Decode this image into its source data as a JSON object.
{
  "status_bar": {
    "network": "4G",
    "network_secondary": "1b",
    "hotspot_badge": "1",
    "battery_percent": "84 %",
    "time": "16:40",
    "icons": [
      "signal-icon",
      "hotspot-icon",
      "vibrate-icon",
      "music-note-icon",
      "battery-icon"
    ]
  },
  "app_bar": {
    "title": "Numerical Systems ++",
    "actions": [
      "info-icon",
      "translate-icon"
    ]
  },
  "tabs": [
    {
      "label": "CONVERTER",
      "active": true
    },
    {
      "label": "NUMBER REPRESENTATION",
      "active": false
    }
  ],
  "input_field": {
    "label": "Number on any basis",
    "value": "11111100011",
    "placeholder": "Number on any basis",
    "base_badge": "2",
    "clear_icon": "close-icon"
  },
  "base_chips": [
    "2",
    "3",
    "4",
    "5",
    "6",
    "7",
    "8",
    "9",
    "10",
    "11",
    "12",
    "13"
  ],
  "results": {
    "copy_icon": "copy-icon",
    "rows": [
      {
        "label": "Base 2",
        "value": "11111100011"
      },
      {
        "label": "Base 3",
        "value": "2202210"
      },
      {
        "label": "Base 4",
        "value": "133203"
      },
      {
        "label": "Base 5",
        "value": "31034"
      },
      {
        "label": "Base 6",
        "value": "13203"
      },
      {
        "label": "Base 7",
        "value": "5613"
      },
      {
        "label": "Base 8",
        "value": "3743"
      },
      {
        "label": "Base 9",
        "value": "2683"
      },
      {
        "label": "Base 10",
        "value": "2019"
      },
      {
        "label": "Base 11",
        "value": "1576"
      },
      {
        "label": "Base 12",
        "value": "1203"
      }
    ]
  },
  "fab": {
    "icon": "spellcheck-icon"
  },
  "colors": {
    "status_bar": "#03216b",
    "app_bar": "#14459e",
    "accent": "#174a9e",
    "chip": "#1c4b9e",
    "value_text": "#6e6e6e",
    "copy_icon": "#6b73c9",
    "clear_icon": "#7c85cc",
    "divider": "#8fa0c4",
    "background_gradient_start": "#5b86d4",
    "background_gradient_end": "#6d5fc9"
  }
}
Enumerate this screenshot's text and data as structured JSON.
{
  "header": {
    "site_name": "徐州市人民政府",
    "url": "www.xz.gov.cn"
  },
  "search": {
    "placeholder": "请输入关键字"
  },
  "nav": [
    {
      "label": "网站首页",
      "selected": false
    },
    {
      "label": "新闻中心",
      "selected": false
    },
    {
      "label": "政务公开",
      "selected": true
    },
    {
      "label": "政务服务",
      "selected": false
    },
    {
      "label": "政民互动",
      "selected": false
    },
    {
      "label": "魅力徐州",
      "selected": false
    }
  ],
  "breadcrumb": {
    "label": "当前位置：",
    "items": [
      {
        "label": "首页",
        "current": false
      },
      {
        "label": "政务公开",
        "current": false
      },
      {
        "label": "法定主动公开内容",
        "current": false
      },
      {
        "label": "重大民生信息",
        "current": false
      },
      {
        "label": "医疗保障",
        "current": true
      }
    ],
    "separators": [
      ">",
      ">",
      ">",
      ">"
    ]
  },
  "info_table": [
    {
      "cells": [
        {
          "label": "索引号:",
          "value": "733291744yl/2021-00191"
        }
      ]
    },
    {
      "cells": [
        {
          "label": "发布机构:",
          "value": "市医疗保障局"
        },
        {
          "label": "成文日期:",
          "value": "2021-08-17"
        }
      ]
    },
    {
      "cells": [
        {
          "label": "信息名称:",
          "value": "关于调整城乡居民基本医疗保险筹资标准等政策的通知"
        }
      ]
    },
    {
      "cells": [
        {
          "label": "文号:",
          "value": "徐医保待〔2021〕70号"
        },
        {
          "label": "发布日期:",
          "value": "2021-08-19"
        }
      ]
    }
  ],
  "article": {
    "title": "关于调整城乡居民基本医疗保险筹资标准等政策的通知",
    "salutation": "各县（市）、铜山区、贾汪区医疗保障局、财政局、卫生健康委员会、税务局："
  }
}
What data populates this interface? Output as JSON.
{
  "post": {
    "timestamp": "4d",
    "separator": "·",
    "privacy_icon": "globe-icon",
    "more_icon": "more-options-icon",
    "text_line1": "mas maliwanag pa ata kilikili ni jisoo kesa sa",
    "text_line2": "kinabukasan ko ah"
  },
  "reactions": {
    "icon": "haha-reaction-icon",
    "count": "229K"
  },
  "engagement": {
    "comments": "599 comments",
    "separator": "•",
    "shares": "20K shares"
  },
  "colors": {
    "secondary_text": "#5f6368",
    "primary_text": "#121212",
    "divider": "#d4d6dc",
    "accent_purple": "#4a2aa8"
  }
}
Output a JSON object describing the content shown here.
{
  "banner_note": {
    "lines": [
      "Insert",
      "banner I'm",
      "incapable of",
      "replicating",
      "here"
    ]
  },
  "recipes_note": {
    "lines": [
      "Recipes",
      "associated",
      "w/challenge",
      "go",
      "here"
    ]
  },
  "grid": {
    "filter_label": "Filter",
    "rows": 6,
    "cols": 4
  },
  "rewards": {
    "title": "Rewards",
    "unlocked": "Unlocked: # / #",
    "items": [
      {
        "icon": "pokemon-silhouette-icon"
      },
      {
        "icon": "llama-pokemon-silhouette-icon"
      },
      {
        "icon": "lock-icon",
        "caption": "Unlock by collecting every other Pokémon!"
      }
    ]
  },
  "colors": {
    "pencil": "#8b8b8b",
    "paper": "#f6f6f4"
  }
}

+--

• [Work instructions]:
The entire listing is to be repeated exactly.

• [Result]:
Decode this image into its source data as a JSON object.
{
  "status_bar": {
    "network": "4G",
    "network_secondary": "1b",
    "hotspot_badge": "1",
    "battery_percent": "84 %",
    "time": "16:40",
    "icons": [
      "signal-icon",
      "hotspot-icon",
      "vibrate-icon",
      "music-note-icon",
      "battery-icon"
    ]
  },
  "app_bar": {
    "title": "Numerical Systems ++",
    "actions": [
      "info-icon",
      "translate-icon"
    ]
  },
  "tabs": [
    {
      "label": "CONVERTER",
      "active": true
    },
    {
      "label": "NUMBER REPRESENTATION",
      "active": false
    }
  ],
  "input_field": {
    "label": "Number on any basis",
    "value": "11111100011",
    "placeholder": "Number on any basis",
    "base_badge": "2",
    "clear_icon": "close-icon"
  },
  "base_chips": [
    "2",
    "3",
    "4",
    "5",
    "6",
    "7",
    "8",
    "9",
    "10",
    "11",
    "12",
    "13"
  ],
  "results": {
    "copy_icon": "copy-icon",
    "rows": [
      {
        "label": "Base 2",
        "value": "11111100011"
      },
      {
        "label": "Base 3",
        "value": "2202210"
      },
      {
        "label": "Base 4",
        "value": "133203"
      },
      {
        "label": "Base 5",
        "value": "31034"
      },
      {
        "label": "Base 6",
        "value": "13203"
      },
      {
        "label": "Base 7",
        "value": "5613"
      },
      {
        "label": "Base 8",
        "value": "3743"
      },
      {
        "label": "Base 9",
        "value": "2683"
      },
      {
        "label": "Base 10",
        "value": "2019"
      },
      {
        "label": "Base 11",
        "value": "1576"
      },
      {
        "label": "Base 12",
        "value": "1203"
      }
    ]
  },
  "fab": {
    "icon": "spellcheck-icon"
  },
  "colors": {
    "status_bar": "#03216b",
    "app_bar": "#14459e",
    "accent": "#174a9e",
    "chip": "#1c4b9e",
    "value_text": "#6e6e6e",
    "copy_icon": "#6b73c9",
    "clear_icon": "#7c85cc",
    "divider": "#8fa0c4",
    "background_gradient_start": "#5b86d4",
    "background_gradient_end": "#6d5fc9"
  }
}
Enumerate this screenshot's text and data as structured JSON.
{
  "header": {
    "site_name": "徐州市人民政府",
    "url": "www.xz.gov.cn"
  },
  "search": {
    "placeholder": "请输入关键字"
  },
  "nav": [
    {
      "label": "网站首页",
      "selected": false
    },
    {
      "label": "新闻中心",
      "selected": false
    },
    {
      "label": "政务公开",
      "selected": true
    },
    {
      "label": "政务服务",
      "selected": false
    },
    {
      "label": "政民互动",
      "selected": false
    },
    {
      "label": "魅力徐州",
      "selected": false
    }
  ],
  "breadcrumb": {
    "label": "当前位置：",
    "items": [
      {
        "label": "首页",
        "current": false
      },
      {
        "label": "政务公开",
        "current": false
      },
      {
        "label": "法定主动公开内容",
        "current": false
      },
      {
        "label": "重大民生信息",
        "current": false
      },
      {
        "label": "医疗保障",
        "current": true
      }
    ],
    "separators": [
      ">",
      ">",
      ">",
      ">"
    ]
  },
  "info_table": [
    {
      "cells": [
        {
          "label": "索引号:",
          "value": "733291744yl/2021-00191"
        }
      ]
    },
    {
      "cells": [
        {
          "label": "发布机构:",
          "value": "市医疗保障局"
        },
        {
          "label": "成文日期:",
          "value": "2021-08-17"
        }
      ]
    },
    {
      "cells": [
        {
          "label": "信息名称:",
          "value": "关于调整城乡居民基本医疗保险筹资标准等政策的通知"
        }
      ]
    },
    {
      "cells": [
        {
          "label": "文号:",
          "value": "徐医保待〔2021〕70号"
        },
        {
          "label": "发布日期:",
          "value": "2021-08-19"
        }
      ]
    }
  ],
  "article": {
    "title": "关于调整城乡居民基本医疗保险筹资标准等政策的通知",
    "salutation": "各县（市）、铜山区、贾汪区医疗保障局、财政局、卫生健康委员会、税务局："
  }
}
What data populates this interface? Output as JSON.
{
  "post": {
    "timestamp": "4d",
    "separator": "·",
    "privacy_icon": "globe-icon",
    "more_icon": "more-options-icon",
    "text_line1": "mas maliwanag pa ata kilikili ni jisoo kesa sa",
    "text_line2": "kinabukasan ko ah"
  },
  "reactions": {
    "icon": "haha-reaction-icon",
    "count": "229K"
  },
  "engagement": {
    "comments": "599 comments",
    "separator": "•",
    "shares": "20K shares"
  },
  "colors": {
    "secondary_text": "#5f6368",
    "primary_text": "#121212",
    "divider": "#d4d6dc",
    "accent_purple": "#4a2aa8"
  }
}
Output a JSON object describing the content shown here.
{
  "banner_note": {
    "lines": [
      "Insert",
      "banner I'm",
      "incapable of",
      "replicating",
      "here"
    ]
  },
  "recipes_note": {
    "lines": [
      "Recipes",
      "associated",
      "w/challenge",
      "go",
      "here"
    ]
  },
  "grid": {
    "filter_label": "Filter",
    "rows": 6,
    "cols": 4
  },
  "rewards": {
    "title": "Rewards",
    "unlocked": "Unlocked: # / #",
    "items": [
      {
        "icon": "pokemon-silhouette-icon"
      },
      {
        "icon": "llama-pokemon-silhouette-icon"
      },
      {
        "icon": "lock-icon",
        "caption": "Unlock by collecting every other Pokémon!"
      }
    ]
  },
  "colors": {
    "pencil": "#8b8b8b",
    "paper": "#f6f6f4"
  }
}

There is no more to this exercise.